The UK’s National Cyber Security Centre (NCSC) has warned of the growing risk of chatbot prompt injection attacks which can allow hackers to manipulate the model to perform unintended actions such as generating offensive content or revealing confidential information. For example, earlier this year a Stanford University student created a prompt injection for Microsoft’s new Bing search engine causing the chatbot to produce a list of user interaction statements, which is designed to be hidden from users. Another security researcher was able to use prompt injection to force ChatGPT to access YouTube transcripts, potentially leading to exploiting of additional prompt injection vulnerabilities. According to the NCSC, unsecured chatbots provide an easy target for attacks, scams and data theft. They added that, “prompt injection and data poisoning attacks can be extremely difficult to detect and mitigate.”
Researchers reveal cyber insurance gap
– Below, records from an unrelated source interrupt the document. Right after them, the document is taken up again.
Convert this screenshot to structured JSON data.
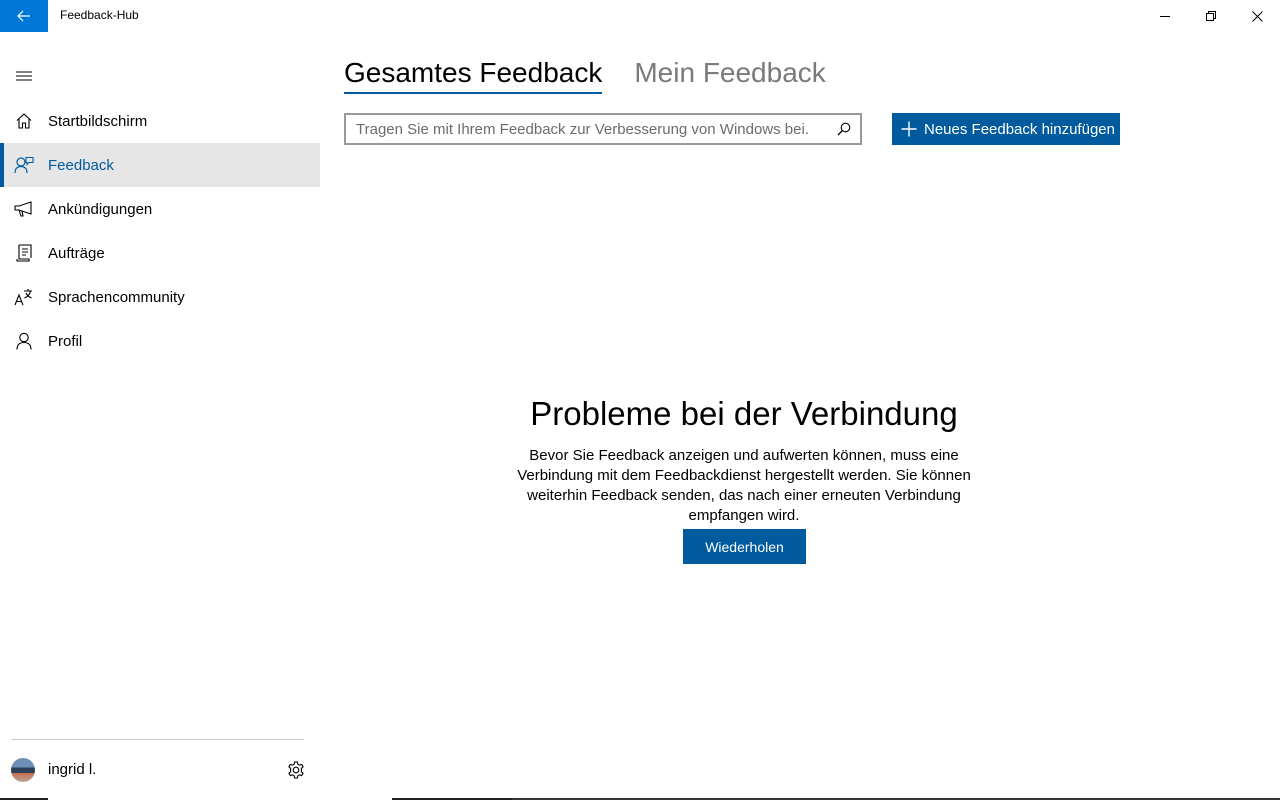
{
  "window": {
    "title": "Feedback-Hub",
    "accent": "#0078d7"
  },
  "sidebar": {
    "items": [
      {
        "label": "Startbildschirm",
        "icon": "home-icon",
        "active": false
      },
      {
        "label": "Feedback",
        "icon": "feedback-icon",
        "active": true
      },
      {
        "label": "Ankündigungen",
        "icon": "megaphone-icon",
        "active": false
      },
      {
        "label": "Aufträge",
        "icon": "quests-icon",
        "active": false
      },
      {
        "label": "Sprachencommunity",
        "icon": "language-icon",
        "active": false
      },
      {
        "label": "Profil",
        "icon": "person-icon",
        "active": false
      }
    ],
    "user": {
      "name": "ingrid l."
    }
  },
  "main": {
    "tabs": [
      {
        "label": "Gesamtes Feedback",
        "active": true
      },
      {
        "label": "Mein Feedback",
        "active": false
      }
    ],
    "search": {
      "placeholder": "Tragen Sie mit Ihrem Feedback zur Verbesserung von Windows bei.",
      "value": ""
    },
    "add_button": "Neues Feedback hinzufügen",
    "error": {
      "title": "Probleme bei der Verbindung",
      "message": "Bevor Sie Feedback anzeigen und aufwerten können, muss eine Verbindung mit dem Feedbackdienst hergestellt werden. Sie können weiterhin Feedback senden, das nach einer erneuten Verbindung empfangen wird.",
      "retry_label": "Wiederholen"
    }
  },
  "colors": {
    "primary": "#005a9e",
    "active_bg": "#e6e6e6"
  }
}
On Tuesday, Delinea published its 2023 State of Cyber Insurance report which surveyed over 300 US organizations. The report found that, this year, 47% of companies used their cyber insurance more than once and 67% of respondents noted that their insurance rates increased 50-100% upon application or renewal. The survey also identified a growing list of exclusions that could void cyber insurance coverage, including lacking security protocols (43%), human error (38%), acts of war (33%), and not following proper compliance procedures (33%). Delinea said that companies are simply looking to get covered when renewing their policy and not checking whether the policy meets their current needs. They concluded that this ‘cyber insurance gap’ could put organizations in a tough position when a cybersecurity incident occurs.
US government email services hacked in Barracuda zero-day attacks
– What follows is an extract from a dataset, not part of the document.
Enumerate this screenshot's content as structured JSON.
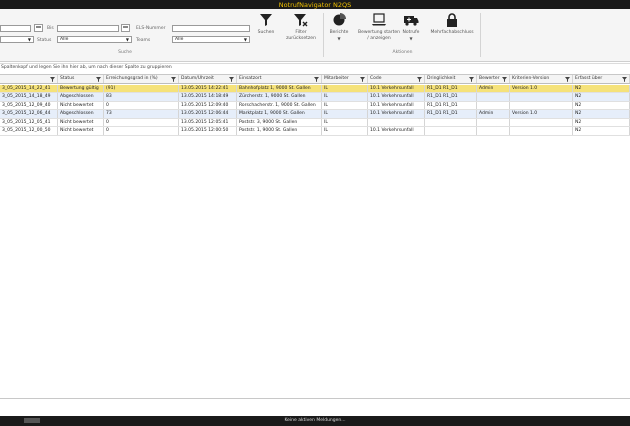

On Tuesday, Mandiant researchers linked recent attacks that exploited the Barracuda Email Security Gateway (ESG) zero-day vulnerability (tracked as CVE-2023-2868) to Chinese threat actor UNC4841. Attackers deployed previously unknown malware, including SeaSpy, Saltwater, and SeaSide, to gain remote access to compromised systems via reverse shells. Nearly a third of appliances hacked in this campaign belonged to government agencies with the researchers citing espionage as the motivation for the attacks. In late May, Barracuda issued a fix for the vulnerability and warned customers that the bug had been abused in attacks for at least seven months. Just a week later, Barracuda advised customers that they must replace hacked appliances immediately, even those that had already been patched.
Regulator raises more concerns about Tesla’s Autopilot safety
Once again, the National Highway Traffic Safety Administration (NHTSA) is questioning the safety of Tesla’s Autopilot feature. On July 26, the regulator issued a special order expressing concerns about a change to Tesla’s advanced driver assistance system that allows drivers to go for extended periods of time without prompting them to place their hands on the steering wheel. The special order is part of an ongoing investigation into Autopilot after identifying more than a dozen instances of Teslas crashing into parked emergency vehicles. The agency is also investigating whether Teslas can ensure drivers are paying attention when using Autopilot. Tesla was given until August 25 to provide the requested info but it has yet to be confirmed whether the company met the deadline.